- [YOUR INSTRUCTIONS]
Quote the entries that follow exactly, leaving none out.

◇ ◇ ◇ ◇ ◇ ◇ ◇

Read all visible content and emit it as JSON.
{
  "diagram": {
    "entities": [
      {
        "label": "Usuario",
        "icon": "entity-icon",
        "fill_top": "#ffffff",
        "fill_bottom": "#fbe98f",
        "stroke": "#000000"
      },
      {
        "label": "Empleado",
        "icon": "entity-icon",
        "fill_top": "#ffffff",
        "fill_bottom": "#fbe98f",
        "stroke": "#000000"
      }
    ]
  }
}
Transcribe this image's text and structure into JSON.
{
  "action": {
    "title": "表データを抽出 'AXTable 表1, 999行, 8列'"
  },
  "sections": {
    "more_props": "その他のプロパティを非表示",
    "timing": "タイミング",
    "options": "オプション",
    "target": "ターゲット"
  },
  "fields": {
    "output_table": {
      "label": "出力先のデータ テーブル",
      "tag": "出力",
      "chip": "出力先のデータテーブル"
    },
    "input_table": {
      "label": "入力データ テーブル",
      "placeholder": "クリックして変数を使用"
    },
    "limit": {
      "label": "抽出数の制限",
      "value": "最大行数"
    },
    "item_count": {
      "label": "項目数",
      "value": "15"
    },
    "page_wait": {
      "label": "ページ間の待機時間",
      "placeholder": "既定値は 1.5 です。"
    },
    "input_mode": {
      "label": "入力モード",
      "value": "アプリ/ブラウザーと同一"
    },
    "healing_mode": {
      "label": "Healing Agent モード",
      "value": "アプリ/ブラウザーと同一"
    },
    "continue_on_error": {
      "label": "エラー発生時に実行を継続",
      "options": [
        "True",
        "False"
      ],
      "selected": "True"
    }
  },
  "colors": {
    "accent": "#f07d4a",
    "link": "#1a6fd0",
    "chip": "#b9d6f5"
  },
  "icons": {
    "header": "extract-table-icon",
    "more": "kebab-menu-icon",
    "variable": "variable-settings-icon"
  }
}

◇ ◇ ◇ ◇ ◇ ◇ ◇

- [ANSWER AREA]
Read all visible content and emit it as JSON.
{
  "diagram": {
    "entities": [
      {
        "label": "Usuario",
        "icon": "entity-icon",
        "fill_top": "#ffffff",
        "fill_bottom": "#fbe98f",
        "stroke": "#000000"
      },
      {
        "label": "Empleado",
        "icon": "entity-icon",
        "fill_top": "#ffffff",
        "fill_bottom": "#fbe98f",
        "stroke": "#000000"
      }
    ]
  }
}
Transcribe this image's text and structure into JSON.
{
  "action": {
    "title": "表データを抽出 'AXTable 表1, 999行, 8列'"
  },
  "sections": {
    "more_props": "その他のプロパティを非表示",
    "timing": "タイミング",
    "options": "オプション",
    "target": "ターゲット"
  },
  "fields": {
    "output_table": {
      "label": "出力先のデータ テーブル",
      "tag": "出力",
      "chip": "出力先のデータテーブル"
    },
    "input_table": {
      "label": "入力データ テーブル",
      "placeholder": "クリックして変数を使用"
    },
    "limit": {
      "label": "抽出数の制限",
      "value": "最大行数"
    },
    "item_count": {
      "label": "項目数",
      "value": "15"
    },
    "page_wait": {
      "label": "ページ間の待機時間",
      "placeholder": "既定値は 1.5 です。"
    },
    "input_mode": {
      "label": "入力モード",
      "value": "アプリ/ブラウザーと同一"
    },
    "healing_mode": {
      "label": "Healing Agent モード",
      "value": "アプリ/ブラウザーと同一"
    },
    "continue_on_error": {
      "label": "エラー発生時に実行を継続",
      "options": [
        "True",
        "False"
      ],
      "selected": "True"
    }
  },
  "colors": {
    "accent": "#f07d4a",
    "link": "#1a6fd0",
    "chip": "#b9d6f5"
  },
  "icons": {
    "header": "extract-table-icon",
    "more": "kebab-menu-icon",
    "variable": "variable-settings-icon"
  }
}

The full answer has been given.